We have been bringing together business schools for important societal initiatives, such as building more resilient communities (Social Logistics Challenge and previous Humanitarian Logistics Challenges), steering consumer preferences to more nutritious and sustainable foods (Demand Generation Alliance), improving human rights education (Business and Human Rights Impact Community), helping SMEs in emerging economies to trade across borders (DHL GBSN GoTrade Fellowship), developing leadership skills of female entrepreneurs in Sub-Saharan Africa (Ellevate Leadership Training Programme), and more.
Unfortunately, collaborations that focus as much on society as well as strategy are still uncommon across business schools. Perhaps that is because the culture of business education reflects the culture of business, and we’ll see more only when the “business case” is clearer. It could be because of the extraordinary influence of rankings and entrenched systems for evaluating and rewarding research. I also worry about the changing geopolitical landscape (between the US and China, for example) and its impact on academic collaboration. It is important for the management education industry to understand and address these and other potential obstacles.
This year at our signature event, GBSN Beyond, we will explore the opportunities and difficulties of business schools working together for societal impact. We will challenge business school leaders to think not only about the difference their business school can make alone, but also about the bigger difference it can make by working together with other schools and at the nexus of business, government, and civil society.
We invite you to join us, in-person and online, as we convene in Amsterdam and Rotterdam, November 7-9, 2022. Remember, as it has always been for GBSN Beyond, one registration to attend in person means all your colleagues and students can join us online for the Social Logistics Challenge and Micro-Simulation Development Lab, as well as the conference.
Dan LeClair, CEO
Dan LeClair was named CEO of the Global Business School Network (GBSN) in February of 2019. Prior to GBSN, Dan was an Executive Vice President at AACSB International, an association and accrediting organization that serves some 1,600 business schools in more than 100 countries. His experience at AACSB includes two and half years as Chief Strategy and Innovation Officer, seven years as Chief Operating Officer, and five years as Chief Knowledge Officer. A founding member of the Responsible Research in Business and Management (RRBM) initiative, Dan currently participates on its working board. He also serves in an advisory capacity to several organizations and startups in business and higher education.
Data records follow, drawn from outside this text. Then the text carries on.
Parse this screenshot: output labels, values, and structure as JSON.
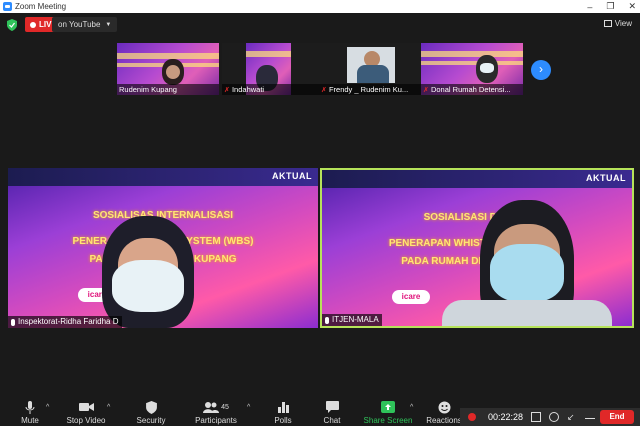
{
  "window": {
    "title": "Zoom Meeting"
  },
  "topbar": {
    "live_label": "LIVE",
    "stream_label": "on YouTube",
    "view_label": "View"
  },
  "strip": [
    {
      "name": "Rudenim Kupang"
    },
    {
      "name": "Indahwati"
    },
    {
      "name": "Frendy _ Rudenim Ku..."
    },
    {
      "name": "Donal Rumah Detensi..."
    }
  ],
  "tiles": [
    {
      "name": "Inspektorat-Ridha Faridha D",
      "brand": "AKTUAL",
      "line1": "SOSIALISAS    INTERNALISASI",
      "line2": "PENERAPAN W          WING SYSTEM (WBS)",
      "line3": "PADA RUMAH          GRASI KUPANG",
      "icare": "icare"
    },
    {
      "name": "ITJEN-MALA",
      "brand": "AKTUAL",
      "line1": "SOSIALISASI DAN       ASI",
      "line2": "PENERAPAN WHISTLE BL          EM (WBS)",
      "line3": "PADA RUMAH DETENSI          UPANG",
      "icare": "icare"
    }
  ],
  "toolbar": {
    "mute": "Mute",
    "stop_video": "Stop Video",
    "security": "Security",
    "participants": "Participants",
    "participants_count": "45",
    "polls": "Polls",
    "chat": "Chat",
    "share_screen": "Share Screen",
    "reactions": "Reactions"
  },
  "recording": {
    "time": "00:22:28",
    "end_label": "End"
  },
  "colors": {
    "accent": "#2d8cff",
    "live": "#e02828",
    "active_border": "#b6e35a",
    "share": "#2fc35a"
  }
}
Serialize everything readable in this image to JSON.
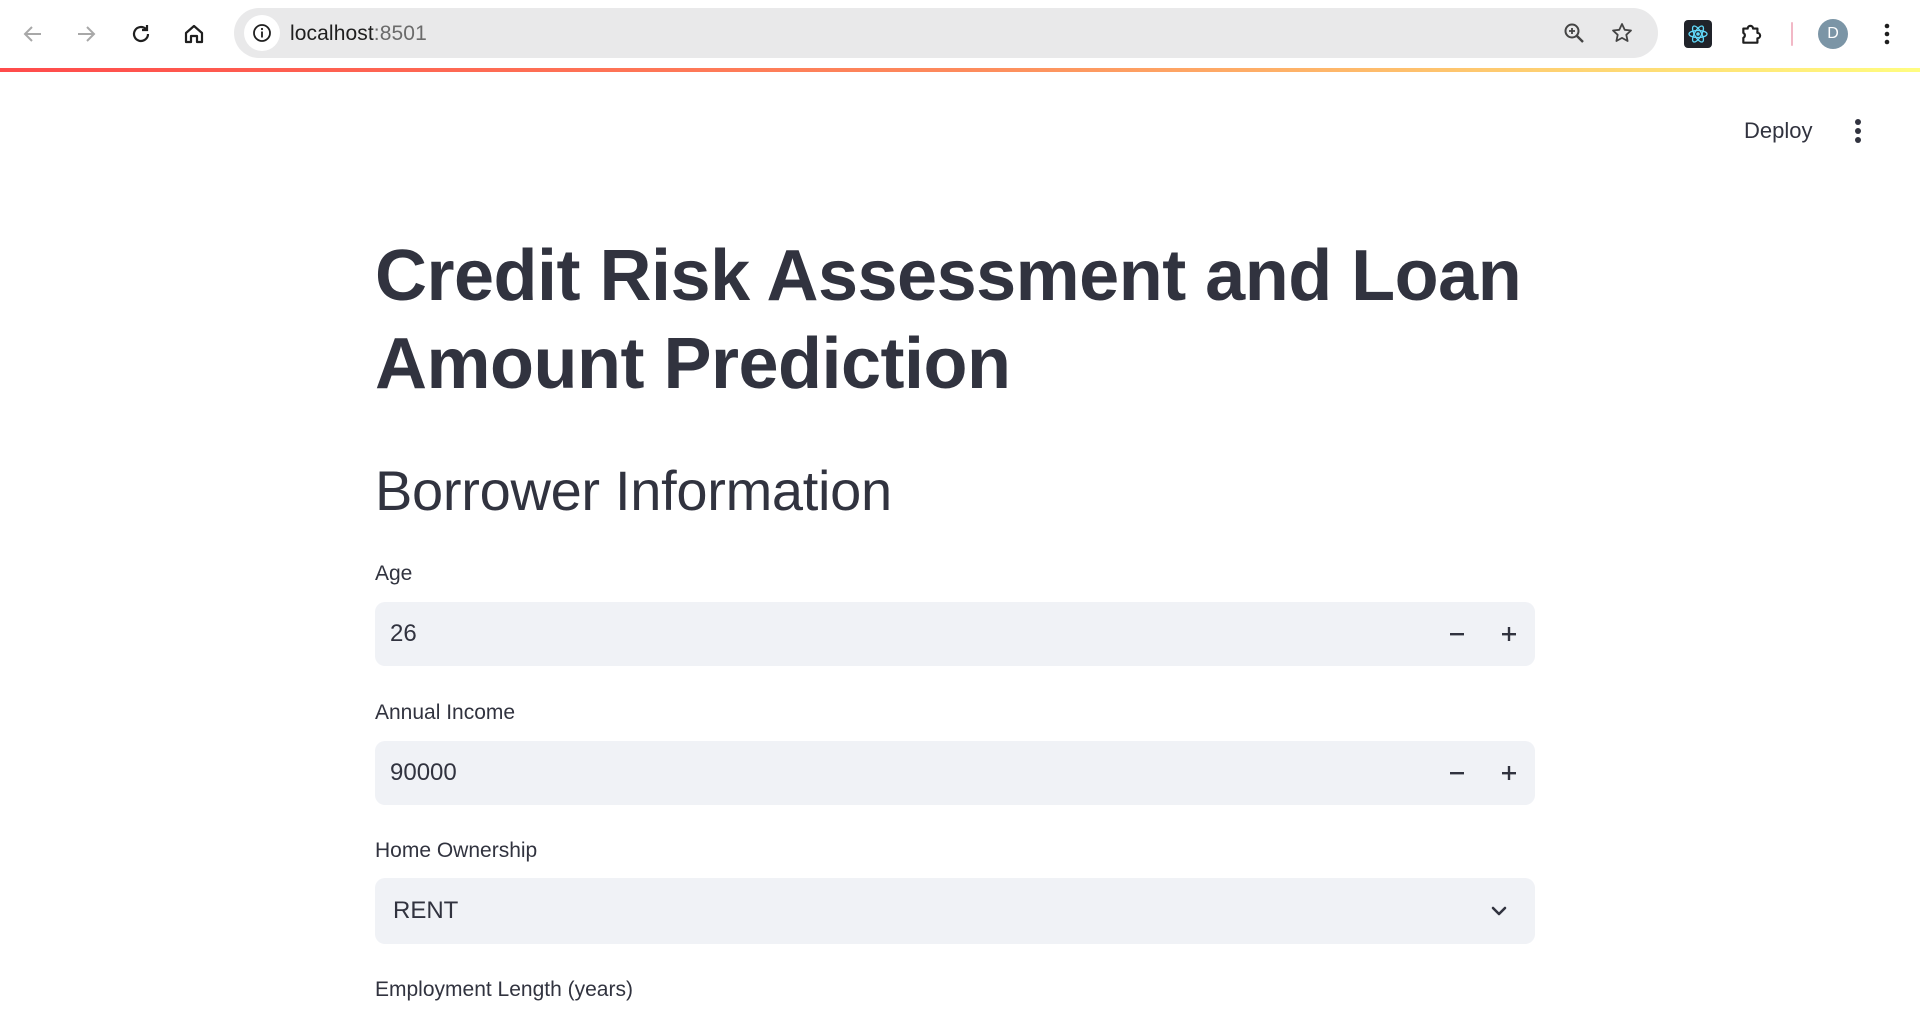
{
  "browser": {
    "url_host": "localhost",
    "url_port": ":8501",
    "profile_initial": "D",
    "icons": {
      "back": "arrow-left-icon",
      "forward": "arrow-right-icon",
      "reload": "reload-icon",
      "home": "home-icon",
      "site_info": "info-icon",
      "zoom": "zoom-icon",
      "bookmark": "star-icon",
      "react_devtools": "react-icon",
      "extensions": "puzzle-icon",
      "menu": "kebab-menu-icon"
    }
  },
  "header": {
    "deploy_label": "Deploy",
    "menu_icon": "kebab-menu-icon"
  },
  "page": {
    "title": "Credit Risk Assessment and Loan Amount Prediction",
    "section_title": "Borrower Information"
  },
  "form": {
    "age": {
      "label": "Age",
      "value": "26"
    },
    "annual_income": {
      "label": "Annual Income",
      "value": "90000"
    },
    "home_ownership": {
      "label": "Home Ownership",
      "value": "RENT"
    },
    "employment_length": {
      "label": "Employment Length (years)"
    }
  },
  "colors": {
    "text": "#31333f",
    "input_bg": "#f0f2f6",
    "accent_start": "#ff4b4b",
    "accent_end": "#fffd80"
  }
}
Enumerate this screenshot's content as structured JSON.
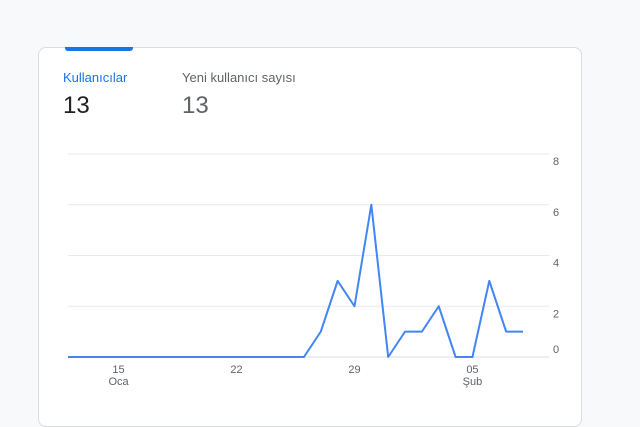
{
  "tabs": [
    {
      "label": "Kullanıcılar",
      "value": "13",
      "active": true
    },
    {
      "label": "Yeni kullanıcı sayısı",
      "value": "13",
      "active": false
    }
  ],
  "colors": {
    "accent": "#1a73e8",
    "line": "#4285f4",
    "grid": "#e8eaed"
  },
  "chart_data": {
    "type": "line",
    "y_ticks": [
      "8",
      "6",
      "4",
      "2",
      "0"
    ],
    "x_ticks": [
      {
        "label": "15",
        "sub": "Oca",
        "index": 3
      },
      {
        "label": "22",
        "sub": "",
        "index": 10
      },
      {
        "label": "29",
        "sub": "",
        "index": 17
      },
      {
        "label": "05",
        "sub": "Şub",
        "index": 24
      }
    ],
    "ylim": [
      0,
      8
    ],
    "series": [
      {
        "values": [
          0,
          0,
          0,
          0,
          0,
          0,
          0,
          0,
          0,
          0,
          0,
          0,
          0,
          0,
          0,
          1,
          3,
          2,
          6,
          0,
          1,
          1,
          2,
          0,
          0,
          3,
          1,
          1
        ]
      }
    ],
    "grid": true
  }
}
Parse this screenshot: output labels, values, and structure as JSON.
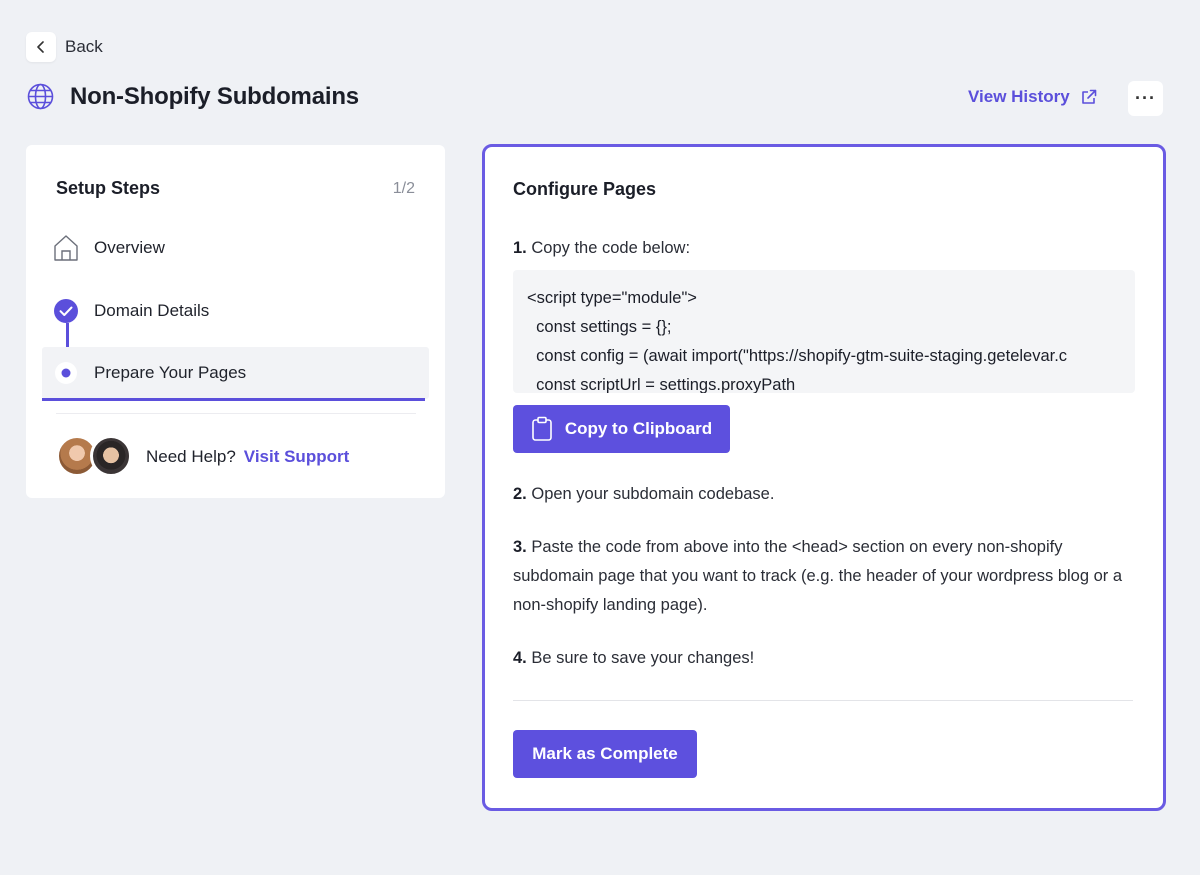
{
  "nav": {
    "back_label": "Back"
  },
  "header": {
    "title": "Non-Shopify Subdomains",
    "view_history": "View History",
    "more_label": "···"
  },
  "steps": {
    "heading": "Setup Steps",
    "count": "1/2",
    "items": [
      {
        "label": "Overview",
        "state": "default",
        "icon": "home-icon"
      },
      {
        "label": "Domain Details",
        "state": "completed",
        "icon": "check-circle-icon"
      },
      {
        "label": "Prepare Your Pages",
        "state": "active",
        "icon": "dot-icon"
      }
    ],
    "help_text": "Need Help?",
    "help_link": "Visit Support"
  },
  "main": {
    "title": "Configure Pages",
    "step1_num": "1.",
    "step1_text": "Copy the code below:",
    "code_lines": [
      "<script type=\"module\">",
      "  const settings = {};",
      "  const config = (await import(\"https://shopify-gtm-suite-staging.getelevar.c",
      "  const scriptUrl = settings.proxyPath"
    ],
    "copy_label": "Copy to Clipboard",
    "step2_num": "2.",
    "step2_text": "Open your subdomain codebase.",
    "step3_num": "3.",
    "step3_text": "Paste the code from above into the <head> section on every non-shopify subdomain page that you want to track (e.g. the header of your wordpress blog or a non-shopify landing page).",
    "step4_num": "4.",
    "step4_text": "Be sure to save your changes!",
    "complete_label": "Mark as Complete"
  },
  "colors": {
    "accent": "#5d50de",
    "background": "#eff1f5",
    "card": "#ffffff"
  }
}
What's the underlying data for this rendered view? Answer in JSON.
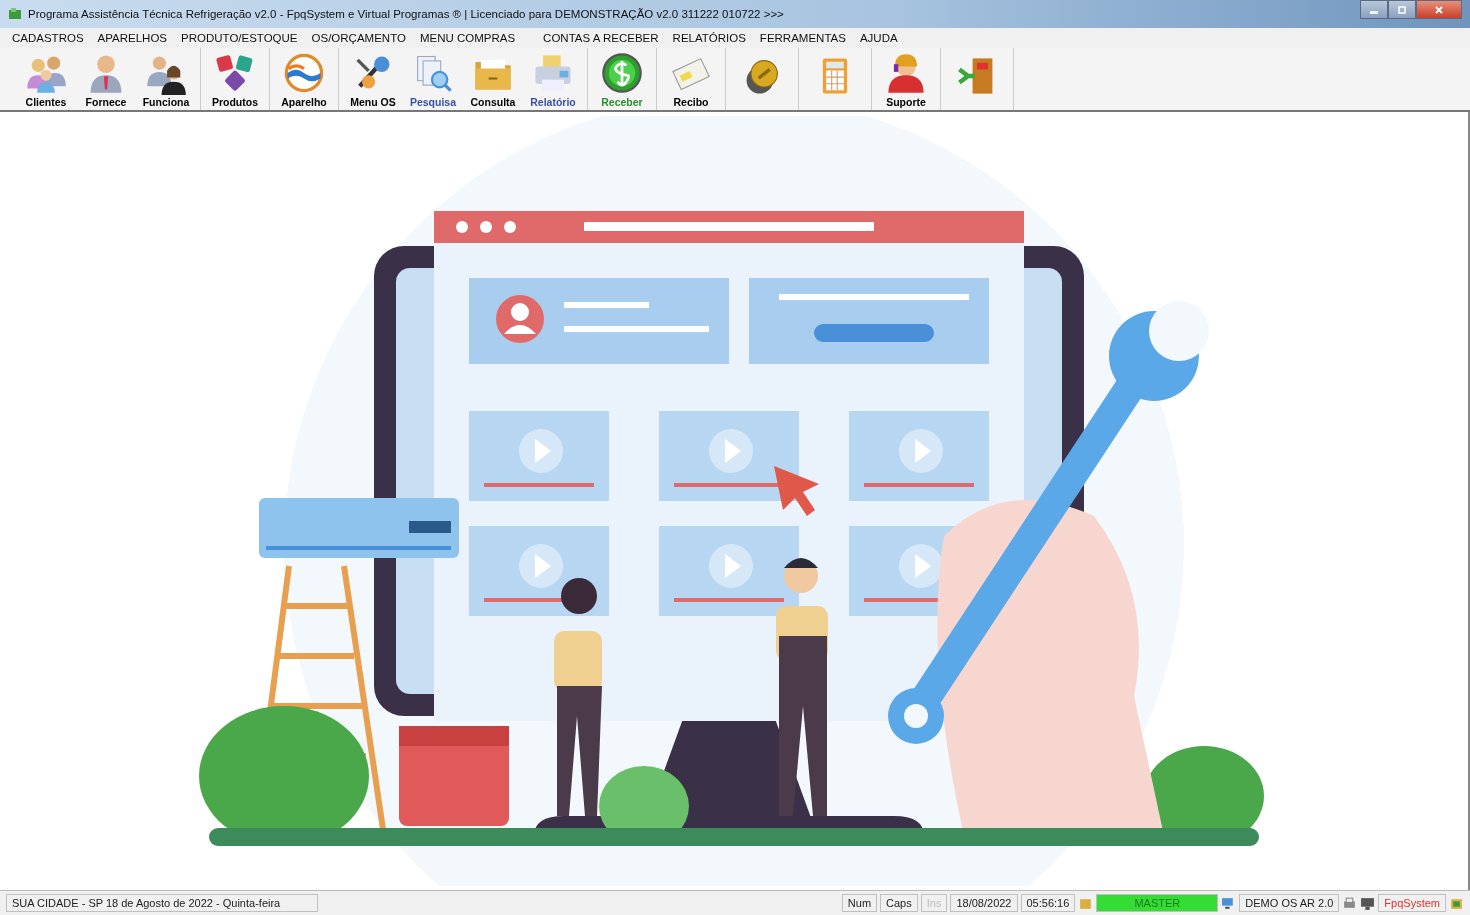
{
  "window": {
    "title": "Programa Assistência Técnica Refrigeração v2.0 - FpqSystem e Virtual Programas ® | Licenciado para  DEMONSTRAÇÃO v2.0 311222 010722 >>>"
  },
  "menu": [
    "CADASTROS",
    "APARELHOS",
    "PRODUTO/ESTOQUE",
    "OS/ORÇAMENTO",
    "MENU COMPRAS",
    "CONTAS A RECEBER",
    "RELATÓRIOS",
    "FERRAMENTAS",
    "AJUDA"
  ],
  "toolbar": {
    "groups": [
      {
        "items": [
          {
            "label": "Clientes",
            "color": "#000000"
          },
          {
            "label": "Fornece",
            "color": "#000000"
          },
          {
            "label": "Funciona",
            "color": "#000000"
          }
        ]
      },
      {
        "items": [
          {
            "label": "Produtos",
            "color": "#000000"
          }
        ]
      },
      {
        "items": [
          {
            "label": "Aparelho",
            "color": "#000000"
          }
        ]
      },
      {
        "items": [
          {
            "label": "Menu OS",
            "color": "#000000"
          },
          {
            "label": "Pesquisa",
            "color": "#3a4fa0"
          },
          {
            "label": "Consulta",
            "color": "#000000"
          },
          {
            "label": "Relatório",
            "color": "#3a4fa0"
          }
        ]
      },
      {
        "items": [
          {
            "label": "Receber",
            "color": "#2e8b2e"
          }
        ]
      },
      {
        "items": [
          {
            "label": "Recibo",
            "color": "#000000"
          }
        ]
      },
      {
        "items": [
          {
            "kind": "icon_only"
          }
        ]
      },
      {
        "items": [
          {
            "kind": "icon_only"
          }
        ]
      },
      {
        "items": [
          {
            "label": "Suporte",
            "color": "#000000"
          }
        ]
      },
      {
        "items": [
          {
            "kind": "icon_only"
          }
        ]
      }
    ]
  },
  "status_bar": {
    "location": "SUA CIDADE - SP 18 de Agosto de 2022 - Quinta-feira",
    "keys": [
      {
        "label": "Num",
        "disabled": false
      },
      {
        "label": "Caps",
        "disabled": false
      },
      {
        "label": "Ins",
        "disabled": true
      }
    ],
    "date": "18/08/2022",
    "time": "05:56:16",
    "user": "MASTER",
    "version": "DEMO OS AR 2.0",
    "brand": "FpqSystem"
  }
}
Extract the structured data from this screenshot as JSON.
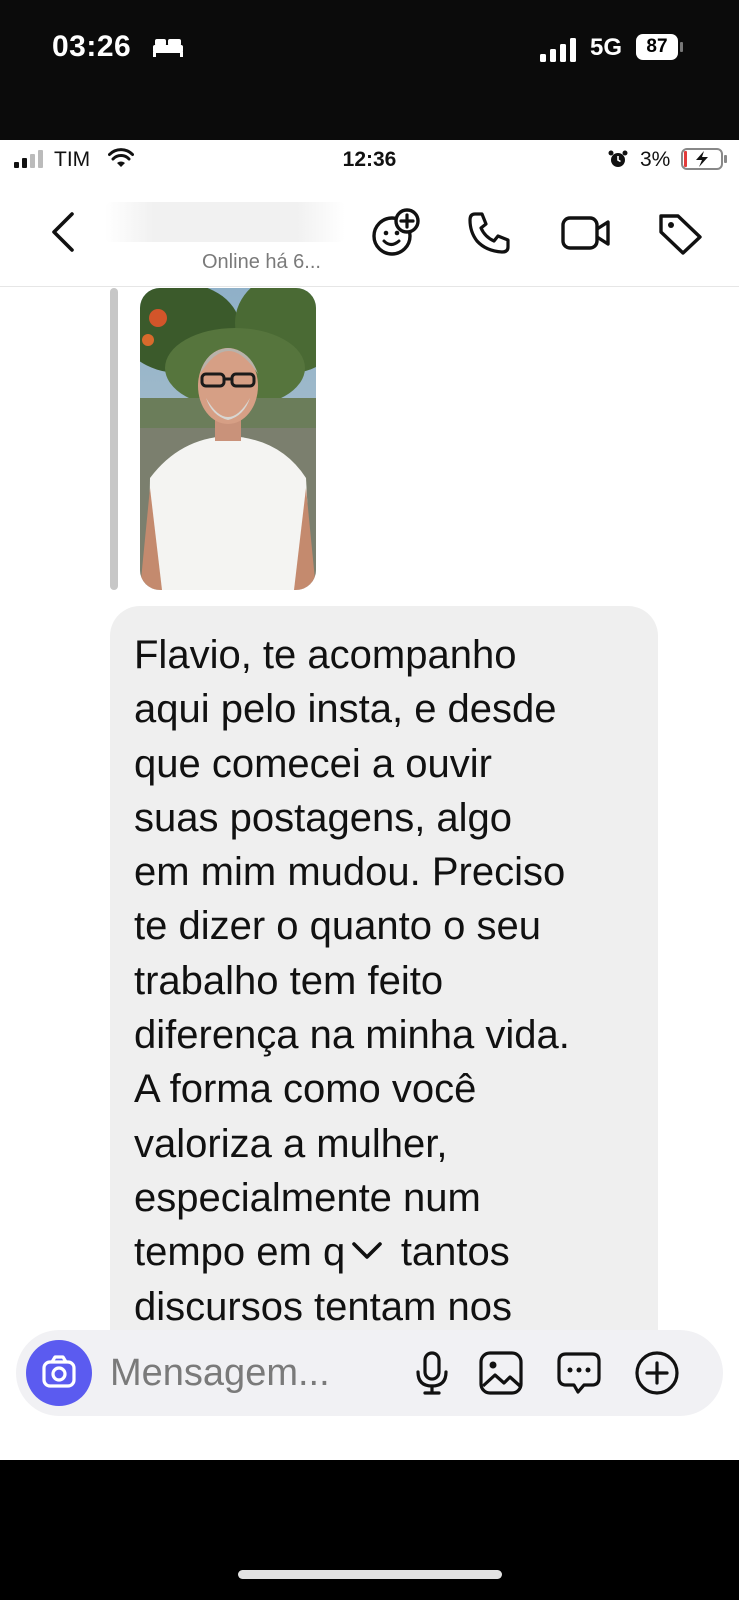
{
  "outer_status": {
    "time": "03:26",
    "network": "5G",
    "battery": "87",
    "icons": [
      "bed-icon",
      "cellular-signal-icon",
      "battery-icon"
    ]
  },
  "inner_status": {
    "carrier": "TIM",
    "time": "12:36",
    "battery_percent": "3%",
    "icons": [
      "cellular-signal-icon",
      "wifi-icon",
      "alarm-icon",
      "battery-charging-icon"
    ]
  },
  "header": {
    "status": "Online há 6...",
    "icons": [
      "back-chevron-icon",
      "sticker-plus-icon",
      "phone-icon",
      "video-camera-icon",
      "tag-icon"
    ]
  },
  "message": {
    "text": "Flavio, te acompanho\naqui pelo insta, e desde\nque comecei a ouvir\nsuas postagens, algo\nem mim mudou. Preciso\nte dizer o quanto o seu\ntrabalho tem feito\ndiferença na minha vida.\nA forma como você\nvaloriza a mulher,\nespecialmente num\ntempo em que tantos\ndiscursos tentam nos"
  },
  "composer": {
    "placeholder": "Mensagem...",
    "icons": [
      "camera-icon",
      "microphone-icon",
      "image-icon",
      "sticker-icon",
      "plus-circle-icon"
    ]
  },
  "colors": {
    "accent": "#5b5bf0",
    "bubble": "#efefef"
  }
}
Before AACSB, Dan was a tenured associate professor and associate dean at The University of Tampa.
Dan played a lead role in creating a think-tank joint venture between the European Foundation for Management Development (EFMD) and AACSB and has been recognized for pioneering efforts in the formation of the UN’s Principles for Responsible Management Education (PRME), where he served on the Steering Committee for many years. Dan has also participated in industry-level task forces for a wide range of organizations, including the Chartered Association of Business Schools, Graduate Management Admission Council, Executive MBA Council, and Aspen Institute’s Business and Society Program.
Widely recognized as a thought leader in management education, Dan is the author of over 80 research reports, articles, and blogs, and has delivered more than 170 presentations in 30 countries. As a lead spokesperson for reform and innovation in management education, Dan has been frequently cited in a wide range of US and international newspapers, magazines, and professional publications, including the Wall Street Journal, Financial Times, New York Times, China Daily, Forbes, Fast Company, and The Economist. Dan earned a PhD from the University of Florida writing on game theory.